What to produce ▸ An exact copy of the records is required, minus the pictures they hold.

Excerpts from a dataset
▬▬▬▬▬▬▬▬▬▬

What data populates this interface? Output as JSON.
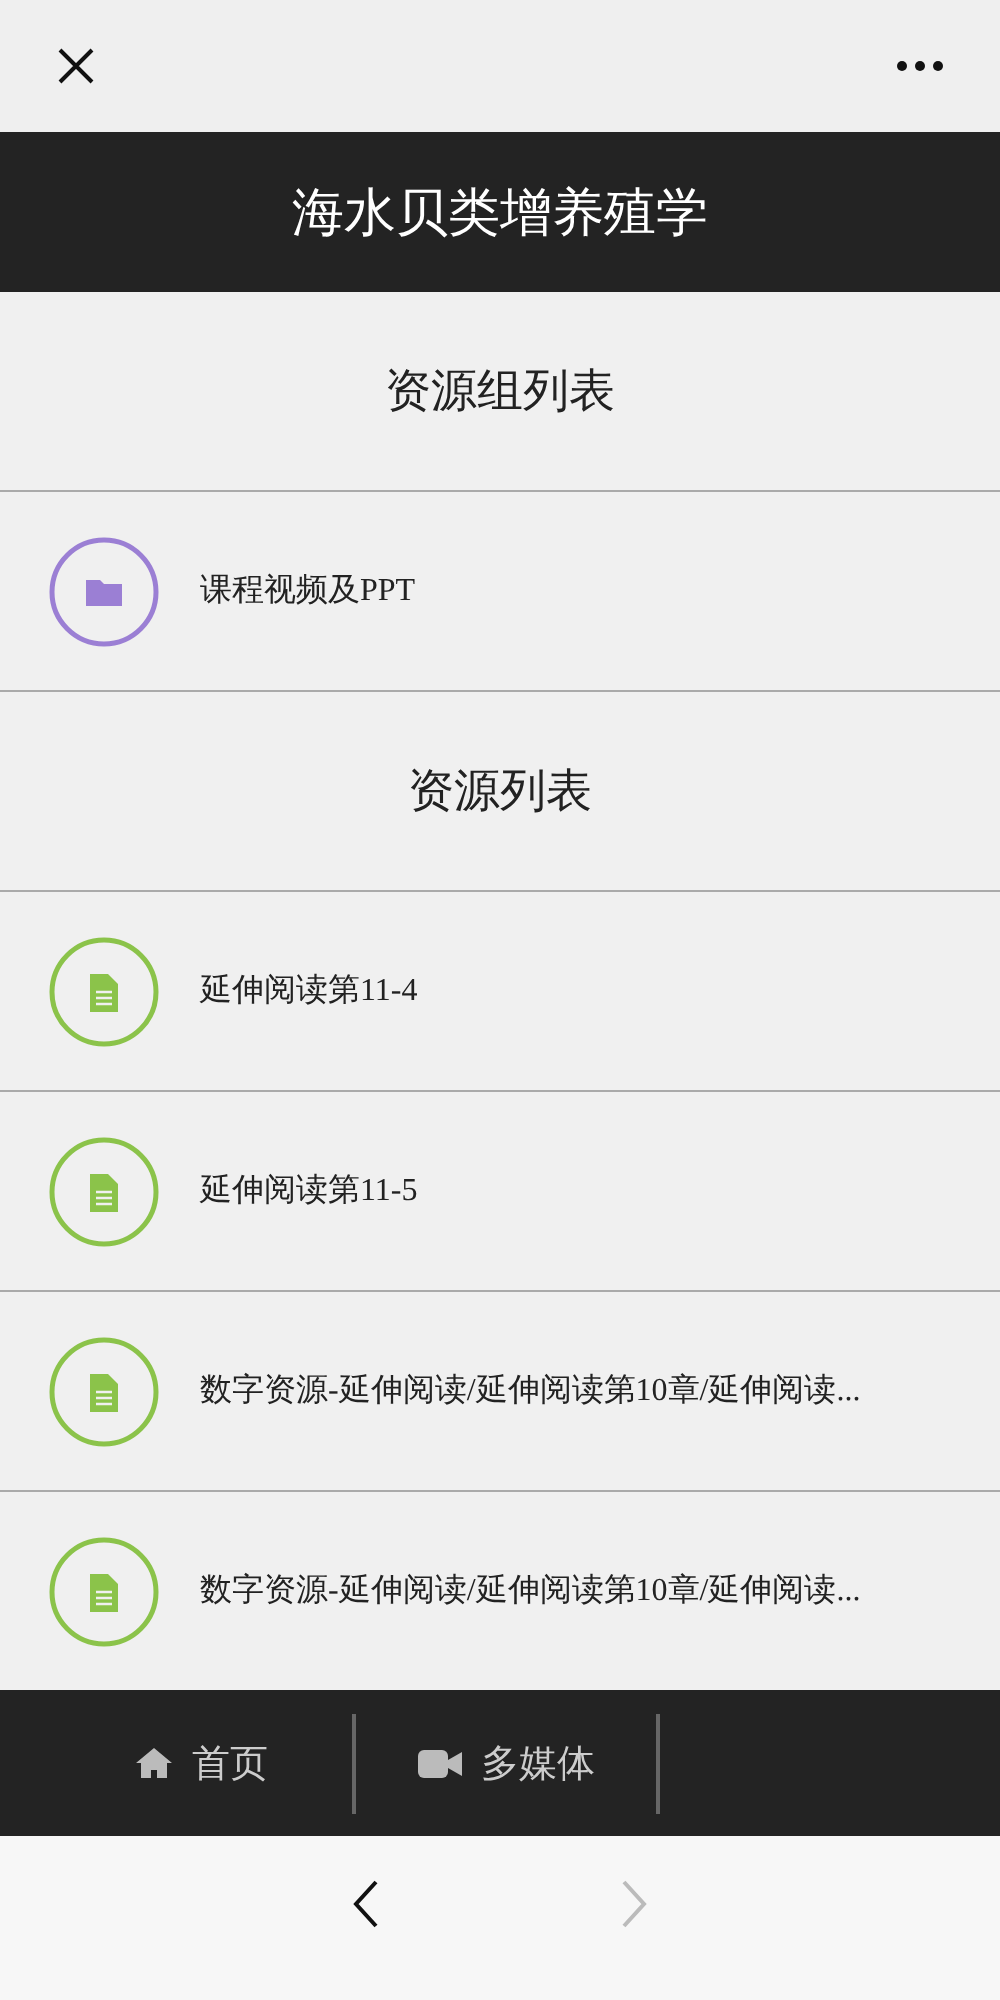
{
  "header": {
    "title": "海水贝类增养殖学"
  },
  "sections": [
    {
      "heading": "资源组列表",
      "items": [
        {
          "kind": "folder",
          "label": "课程视频及PPT"
        }
      ]
    },
    {
      "heading": "资源列表",
      "items": [
        {
          "kind": "document",
          "label": "延伸阅读第11-4"
        },
        {
          "kind": "document",
          "label": "延伸阅读第11-5"
        },
        {
          "kind": "document",
          "label": "数字资源-延伸阅读/延伸阅读第10章/延伸阅读..."
        },
        {
          "kind": "document",
          "label": "数字资源-延伸阅读/延伸阅读第10章/延伸阅读..."
        }
      ]
    }
  ],
  "tab_bar": [
    {
      "kind": "home",
      "label": "首页"
    },
    {
      "kind": "video",
      "label": "多媒体"
    }
  ],
  "browser_nav": {
    "back_disabled": false,
    "forward_disabled": true
  }
}
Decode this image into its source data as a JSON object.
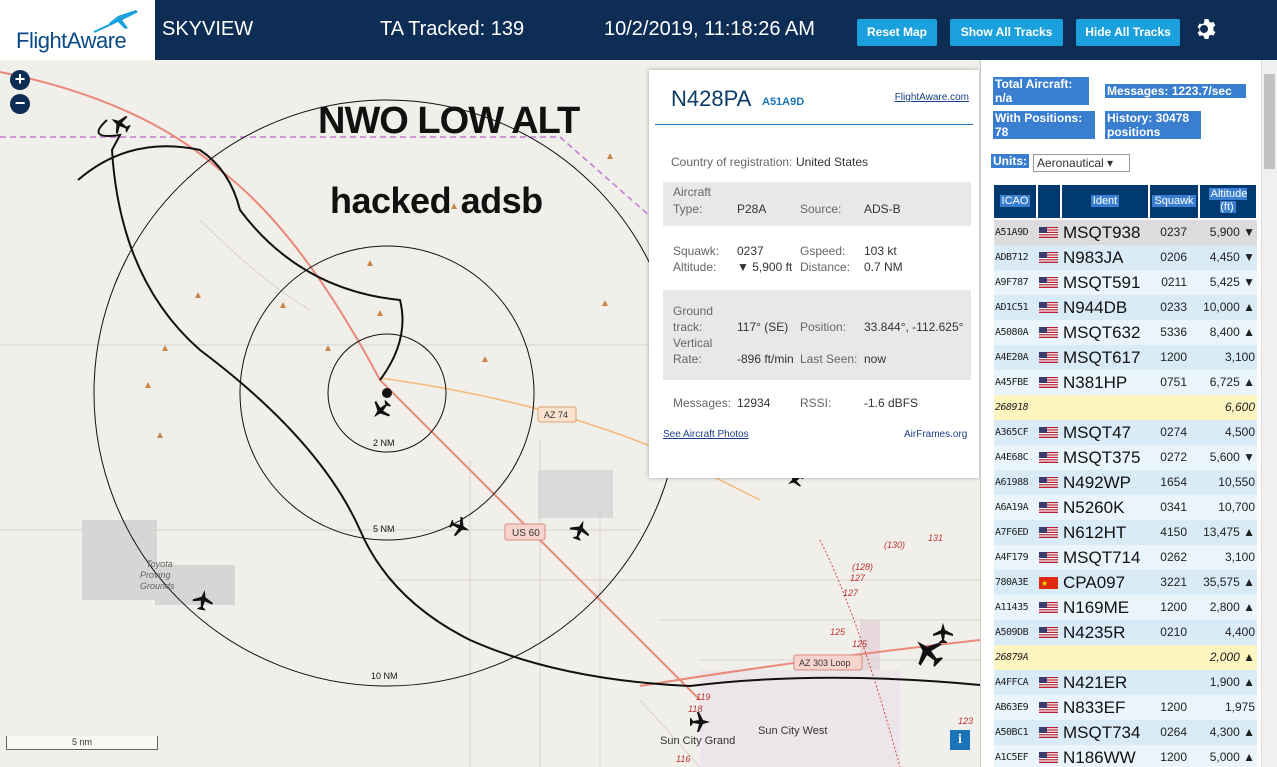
{
  "header": {
    "brand": "FlightAware",
    "app_title": "SKYVIEW",
    "tracked": "TA Tracked: 139",
    "clock": "10/2/2019, 11:18:26 AM",
    "btn_reset": "Reset Map",
    "btn_show": "Show All Tracks",
    "btn_hide": "Hide All Tracks"
  },
  "map": {
    "overlay_line1": "NWO LOW ALT",
    "overlay_line2": "hacked adsb",
    "zoom_in": "+",
    "zoom_out": "−",
    "ring_labels": [
      "2 NM",
      "5 NM",
      "10 NM"
    ],
    "road_labels": [
      "AZ 74",
      "US 60",
      "AZ 303 Loop"
    ],
    "place_labels": [
      "Toyota Proving Grounds",
      "Sun City Grand",
      "Sun City West"
    ],
    "road_numbers": [
      "(130)",
      "131",
      "(128)",
      "127",
      "127",
      "125",
      "125",
      "119",
      "118",
      "116",
      "123"
    ],
    "scale_label": "5 nm",
    "info_label": "i"
  },
  "popup": {
    "registration": "N428PA",
    "hex": "A51A9D",
    "fa_link": "FlightAware.com",
    "country_label": "Country of registration:",
    "country_value": "United States",
    "aircraft_label": "Aircraft",
    "type_label": "Type:",
    "type_value": "P28A",
    "source_label": "Source:",
    "source_value": "ADS-B",
    "squawk_label": "Squawk:",
    "squawk_value": "0237",
    "altitude_label": "Altitude:",
    "altitude_value": "▼ 5,900 ft",
    "gspeed_label": "Gspeed:",
    "gspeed_value": "103 kt",
    "distance_label": "Distance:",
    "distance_value": "0.7 NM",
    "ground_label": "Ground",
    "track_label": "track:",
    "track_value": "117° (SE)",
    "position_label": "Position:",
    "position_value": "33.844°, -112.625°",
    "vertical_label": "Vertical",
    "rate_label": "Rate:",
    "rate_value": "-896 ft/min",
    "lastseen_label": "Last Seen:",
    "lastseen_value": "now",
    "messages_label": "Messages:",
    "messages_value": "12934",
    "rssi_label": "RSSI:",
    "rssi_value": "-1.6 dBFS",
    "photos_link": "See Aircraft Photos",
    "airframes_link": "AirFrames.org"
  },
  "sidebar": {
    "total_aircraft": "Total Aircraft: n/a",
    "with_positions": "With Positions: 78",
    "messages": "Messages: 1223.7/sec",
    "history": "History: 30478 positions",
    "units_label": "Units:",
    "units_value": "Aeronautical ▾",
    "columns": [
      "ICAO",
      "Ident",
      "Squawk",
      "Altitude (ft)"
    ],
    "rows": [
      {
        "icao": "A51A9D",
        "flag": "us",
        "ident": "MSQT938",
        "squawk": "0237",
        "alt": "5,900 ▼",
        "style": "sel"
      },
      {
        "icao": "ADB712",
        "flag": "us",
        "ident": "N983JA",
        "squawk": "0206",
        "alt": "4,450 ▼",
        "style": "odd"
      },
      {
        "icao": "A9F787",
        "flag": "us",
        "ident": "MSQT591",
        "squawk": "0211",
        "alt": "5,425 ▼",
        "style": "even"
      },
      {
        "icao": "AD1C51",
        "flag": "us",
        "ident": "N944DB",
        "squawk": "0233",
        "alt": "10,000 ▲",
        "style": "odd"
      },
      {
        "icao": "A5080A",
        "flag": "us",
        "ident": "MSQT632",
        "squawk": "5336",
        "alt": "8,400 ▲",
        "style": "even"
      },
      {
        "icao": "A4E20A",
        "flag": "us",
        "ident": "MSQT617",
        "squawk": "1200",
        "alt": "3,100",
        "style": "odd"
      },
      {
        "icao": "A45FBE",
        "flag": "us",
        "ident": "N381HP",
        "squawk": "0751",
        "alt": "6,725 ▲",
        "style": "even"
      },
      {
        "icao": "268918",
        "flag": "",
        "ident": "",
        "squawk": "",
        "alt": "6,600",
        "style": "yellow"
      },
      {
        "icao": "A365CF",
        "flag": "us",
        "ident": "MSQT47",
        "squawk": "0274",
        "alt": "4,500",
        "style": "odd"
      },
      {
        "icao": "A4E68C",
        "flag": "us",
        "ident": "MSQT375",
        "squawk": "0272",
        "alt": "5,600 ▼",
        "style": "even"
      },
      {
        "icao": "A61988",
        "flag": "us",
        "ident": "N492WP",
        "squawk": "1654",
        "alt": "10,550",
        "style": "odd"
      },
      {
        "icao": "A6A19A",
        "flag": "us",
        "ident": "N5260K",
        "squawk": "0341",
        "alt": "10,700",
        "style": "even"
      },
      {
        "icao": "A7F6ED",
        "flag": "us",
        "ident": "N612HT",
        "squawk": "4150",
        "alt": "13,475 ▲",
        "style": "odd"
      },
      {
        "icao": "A4F179",
        "flag": "us",
        "ident": "MSQT714",
        "squawk": "0262",
        "alt": "3,100",
        "style": "even"
      },
      {
        "icao": "780A3E",
        "flag": "cn",
        "ident": "CPA097",
        "squawk": "3221",
        "alt": "35,575 ▲",
        "style": "odd"
      },
      {
        "icao": "A11435",
        "flag": "us",
        "ident": "N169ME",
        "squawk": "1200",
        "alt": "2,800 ▲",
        "style": "even"
      },
      {
        "icao": "A509DB",
        "flag": "us",
        "ident": "N4235R",
        "squawk": "0210",
        "alt": "4,400",
        "style": "odd"
      },
      {
        "icao": "26879A",
        "flag": "",
        "ident": "",
        "squawk": "",
        "alt": "2,000 ▲",
        "style": "yellow"
      },
      {
        "icao": "A4FFCA",
        "flag": "us",
        "ident": "N421ER",
        "squawk": "",
        "alt": "1,900 ▲",
        "style": "odd"
      },
      {
        "icao": "AB63E9",
        "flag": "us",
        "ident": "N833EF",
        "squawk": "1200",
        "alt": "1,975",
        "style": "even"
      },
      {
        "icao": "A50BC1",
        "flag": "us",
        "ident": "MSQT734",
        "squawk": "0264",
        "alt": "4,300 ▲",
        "style": "odd"
      },
      {
        "icao": "A1C5EF",
        "flag": "us",
        "ident": "N186WW",
        "squawk": "1200",
        "alt": "5,000 ▲",
        "style": "even"
      }
    ]
  },
  "colors": {
    "header_bg": "#0d2d54",
    "button_blue": "#1aa0dd",
    "highlight_blue": "#3a7fcf",
    "table_head": "#003a70",
    "row_selected": "#dcdcdc",
    "row_no_ident": "#fdf5c0"
  }
}
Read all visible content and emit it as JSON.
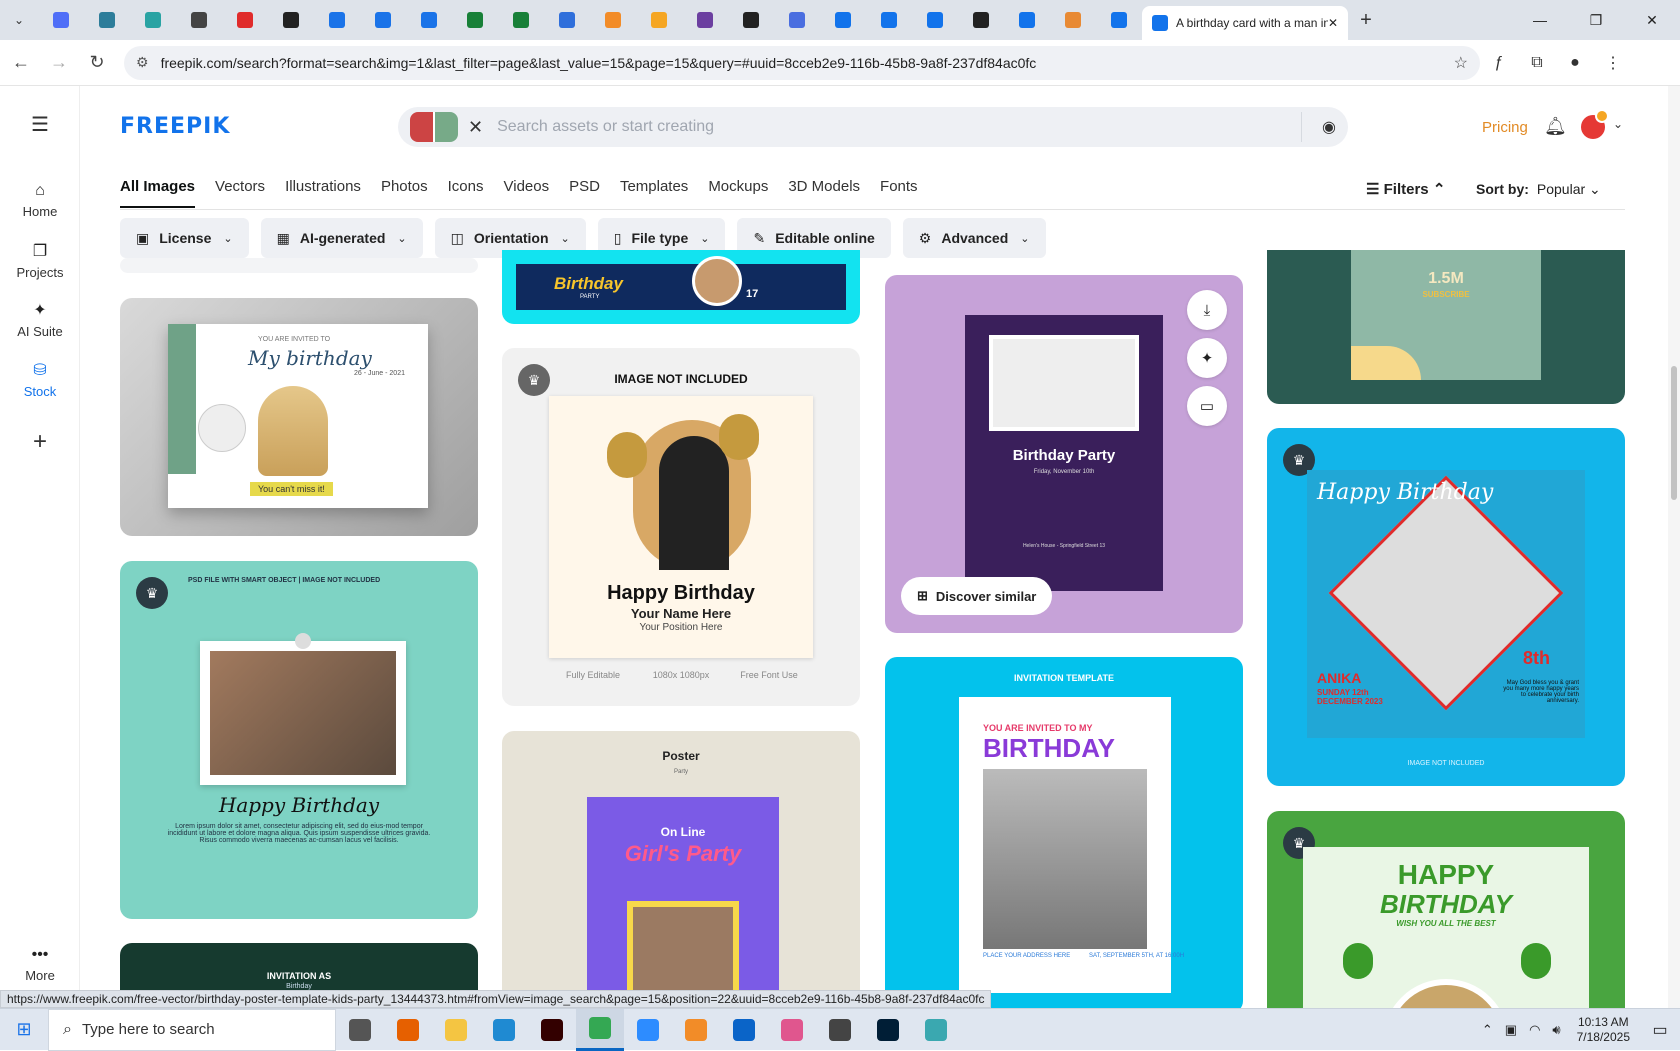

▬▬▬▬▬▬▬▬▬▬

Solution below ▸
What data populates this interface? Output as JSON.
{
  "header": {
    "title": "海水贝类增养殖学"
  },
  "sections": [
    {
      "heading": "资源组列表",
      "items": [
        {
          "kind": "folder",
          "label": "课程视频及PPT"
        }
      ]
    },
    {
      "heading": "资源列表",
      "items": [
        {
          "kind": "document",
          "label": "延伸阅读第11-4"
        },
        {
          "kind": "document",
          "label": "延伸阅读第11-5"
        },
        {
          "kind": "document",
          "label": "数字资源-延伸阅读/延伸阅读第10章/延伸阅读..."
        },
        {
          "kind": "document",
          "label": "数字资源-延伸阅读/延伸阅读第10章/延伸阅读..."
        }
      ]
    }
  ],
  "tab_bar": [
    {
      "kind": "home",
      "label": "首页"
    },
    {
      "kind": "video",
      "label": "多媒体"
    }
  ],
  "browser_nav": {
    "back_disabled": false,
    "forward_disabled": true
  }
}
Decode this image into its source data as a JSON object.
{
  "header": {
    "brand": "FlightAware",
    "app_title": "SKYVIEW",
    "tracked": "TA Tracked: 139",
    "clock": "10/2/2019, 11:18:26 AM",
    "btn_reset": "Reset Map",
    "btn_show": "Show All Tracks",
    "btn_hide": "Hide All Tracks"
  },
  "map": {
    "overlay_line1": "NWO LOW ALT",
    "overlay_line2": "hacked adsb",
    "zoom_in": "+",
    "zoom_out": "−",
    "ring_labels": [
      "2 NM",
      "5 NM",
      "10 NM"
    ],
    "road_labels": [
      "AZ 74",
      "US 60",
      "AZ 303 Loop"
    ],
    "place_labels": [
      "Toyota Proving Grounds",
      "Sun City Grand",
      "Sun City West"
    ],
    "road_numbers": [
      "(130)",
      "131",
      "(128)",
      "127",
      "127",
      "125",
      "125",
      "119",
      "118",
      "116",
      "123"
    ],
    "scale_label": "5 nm",
    "info_label": "i"
  },
  "popup": {
    "registration": "N428PA",
    "hex": "A51A9D",
    "fa_link": "FlightAware.com",
    "country_label": "Country of registration:",
    "country_value": "United States",
    "aircraft_label": "Aircraft",
    "type_label": "Type:",
    "type_value": "P28A",
    "source_label": "Source:",
    "source_value": "ADS-B",
    "squawk_label": "Squawk:",
    "squawk_value": "0237",
    "altitude_label": "Altitude:",
    "altitude_value": "▼ 5,900 ft",
    "gspeed_label": "Gspeed:",
    "gspeed_value": "103 kt",
    "distance_label": "Distance:",
    "distance_value": "0.7 NM",
    "ground_label": "Ground",
    "track_label": "track:",
    "track_value": "117° (SE)",
    "position_label": "Position:",
    "position_value": "33.844°, -112.625°",
    "vertical_label": "Vertical",
    "rate_label": "Rate:",
    "rate_value": "-896 ft/min",
    "lastseen_label": "Last Seen:",
    "lastseen_value": "now",
    "messages_label": "Messages:",
    "messages_value": "12934",
    "rssi_label": "RSSI:",
    "rssi_value": "-1.6 dBFS",
    "photos_link": "See Aircraft Photos",
    "airframes_link": "AirFrames.org"
  },
  "sidebar": {
    "total_aircraft": "Total Aircraft: n/a",
    "with_positions": "With Positions: 78",
    "messages": "Messages: 1223.7/sec",
    "history": "History: 30478 positions",
    "units_label": "Units:",
    "units_value": "Aeronautical ▾",
    "columns": [
      "ICAO",
      "Ident",
      "Squawk",
      "Altitude (ft)"
    ],
    "rows": [
      {
        "icao": "A51A9D",
        "flag": "us",
        "ident": "MSQT938",
        "squawk": "0237",
        "alt": "5,900 ▼",
        "style": "sel"
      },
      {
        "icao": "ADB712",
        "flag": "us",
        "ident": "N983JA",
        "squawk": "0206",
        "alt": "4,450 ▼",
        "style": "odd"
      },
      {
        "icao": "A9F787",
        "flag": "us",
        "ident": "MSQT591",
        "squawk": "0211",
        "alt": "5,425 ▼",
        "style": "even"
      },
      {
        "icao": "AD1C51",
        "flag": "us",
        "ident": "N944DB",
        "squawk": "0233",
        "alt": "10,000 ▲",
        "style": "odd"
      },
      {
        "icao": "A5080A",
        "flag": "us",
        "ident": "MSQT632",
        "squawk": "5336",
        "alt": "8,400 ▲",
        "style": "even"
      },
      {
        "icao": "A4E20A",
        "flag": "us",
        "ident": "MSQT617",
        "squawk": "1200",
        "alt": "3,100",
        "style": "odd"
      },
      {
        "icao": "A45FBE",
        "flag": "us",
        "ident": "N381HP",
        "squawk": "0751",
        "alt": "6,725 ▲",
        "style": "even"
      },
      {
        "icao": "268918",
        "flag": "",
        "ident": "",
        "squawk": "",
        "alt": "6,600",
        "style": "yellow"
      },
      {
        "icao": "A365CF",
        "flag": "us",
        "ident": "MSQT47",
        "squawk": "0274",
        "alt": "4,500",
        "style": "odd"
      },
      {
        "icao": "A4E68C",
        "flag": "us",
        "ident": "MSQT375",
        "squawk": "0272",
        "alt": "5,600 ▼",
        "style": "even"
      },
      {
        "icao": "A61988",
        "flag": "us",
        "ident": "N492WP",
        "squawk": "1654",
        "alt": "10,550",
        "style": "odd"
      },
      {
        "icao": "A6A19A",
        "flag": "us",
        "ident": "N5260K",
        "squawk": "0341",
        "alt": "10,700",
        "style": "even"
      },
      {
        "icao": "A7F6ED",
        "flag": "us",
        "ident": "N612HT",
        "squawk": "4150",
        "alt": "13,475 ▲",
        "style": "odd"
      },
      {
        "icao": "A4F179",
        "flag": "us",
        "ident": "MSQT714",
        "squawk": "0262",
        "alt": "3,100",
        "style": "even"
      },
      {
        "icao": "780A3E",
        "flag": "cn",
        "ident": "CPA097",
        "squawk": "3221",
        "alt": "35,575 ▲",
        "style": "odd"
      },
      {
        "icao": "A11435",
        "flag": "us",
        "ident": "N169ME",
        "squawk": "1200",
        "alt": "2,800 ▲",
        "style": "even"
      },
      {
        "icao": "A509DB",
        "flag": "us",
        "ident": "N4235R",
        "squawk": "0210",
        "alt": "4,400",
        "style": "odd"
      },
      {
        "icao": "26879A",
        "flag": "",
        "ident": "",
        "squawk": "",
        "alt": "2,000 ▲",
        "style": "yellow"
      },
      {
        "icao": "A4FFCA",
        "flag": "us",
        "ident": "N421ER",
        "squawk": "",
        "alt": "1,900 ▲",
        "style": "odd"
      },
      {
        "icao": "AB63E9",
        "flag": "us",
        "ident": "N833EF",
        "squawk": "1200",
        "alt": "1,975",
        "style": "even"
      },
      {
        "icao": "A50BC1",
        "flag": "us",
        "ident": "MSQT734",
        "squawk": "0264",
        "alt": "4,300 ▲",
        "style": "odd"
      },
      {
        "icao": "A1C5EF",
        "flag": "us",
        "ident": "N186WW",
        "squawk": "1200",
        "alt": "5,000 ▲",
        "style": "even"
      }
    ]
  },
  "colors": {
    "header_bg": "#0d2d54",
    "button_blue": "#1aa0dd",
    "highlight_blue": "#3a7fcf",
    "table_head": "#003a70",
    "row_selected": "#dcdcdc",
    "row_no_ident": "#fdf5c0"
  }
}
Read all visible content and emit it as JSON.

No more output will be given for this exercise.